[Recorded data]
* * *

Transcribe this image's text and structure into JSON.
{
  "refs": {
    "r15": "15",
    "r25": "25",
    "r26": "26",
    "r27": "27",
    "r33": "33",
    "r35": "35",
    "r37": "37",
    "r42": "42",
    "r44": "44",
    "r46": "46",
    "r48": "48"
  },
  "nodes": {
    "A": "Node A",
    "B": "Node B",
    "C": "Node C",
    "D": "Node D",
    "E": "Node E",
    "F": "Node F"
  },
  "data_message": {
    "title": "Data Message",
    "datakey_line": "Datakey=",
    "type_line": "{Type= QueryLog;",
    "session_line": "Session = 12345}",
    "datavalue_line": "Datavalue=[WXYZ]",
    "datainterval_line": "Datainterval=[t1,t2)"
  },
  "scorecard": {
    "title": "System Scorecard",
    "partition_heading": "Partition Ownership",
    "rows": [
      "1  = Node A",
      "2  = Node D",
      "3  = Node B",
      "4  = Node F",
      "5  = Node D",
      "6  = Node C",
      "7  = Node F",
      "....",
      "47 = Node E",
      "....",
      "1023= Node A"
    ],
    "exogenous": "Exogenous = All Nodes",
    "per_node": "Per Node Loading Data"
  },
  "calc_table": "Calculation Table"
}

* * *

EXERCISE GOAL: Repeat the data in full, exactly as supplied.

SOLUTION FOR THIS PROBLEM:
Transcribe this image's text and structure into JSON.
{
  "refs": {
    "r15": "15",
    "r25": "25",
    "r26": "26",
    "r27": "27",
    "r33": "33",
    "r35": "35",
    "r37": "37",
    "r42": "42",
    "r44": "44",
    "r46": "46",
    "r48": "48"
  },
  "nodes": {
    "A": "Node A",
    "B": "Node B",
    "C": "Node C",
    "D": "Node D",
    "E": "Node E",
    "F": "Node F"
  },
  "data_message": {
    "title": "Data Message",
    "datakey_line": "Datakey=",
    "type_line": "{Type= QueryLog;",
    "session_line": "Session = 12345}",
    "datavalue_line": "Datavalue=[WXYZ]",
    "datainterval_line": "Datainterval=[t1,t2)"
  },
  "scorecard": {
    "title": "System Scorecard",
    "partition_heading": "Partition Ownership",
    "rows": [
      "1  = Node A",
      "2  = Node D",
      "3  = Node B",
      "4  = Node F",
      "5  = Node D",
      "6  = Node C",
      "7  = Node F",
      "....",
      "47 = Node E",
      "....",
      "1023= Node A"
    ],
    "exogenous": "Exogenous = All Nodes",
    "per_node": "Per Node Loading Data"
  },
  "calc_table": "Calculation Table"
}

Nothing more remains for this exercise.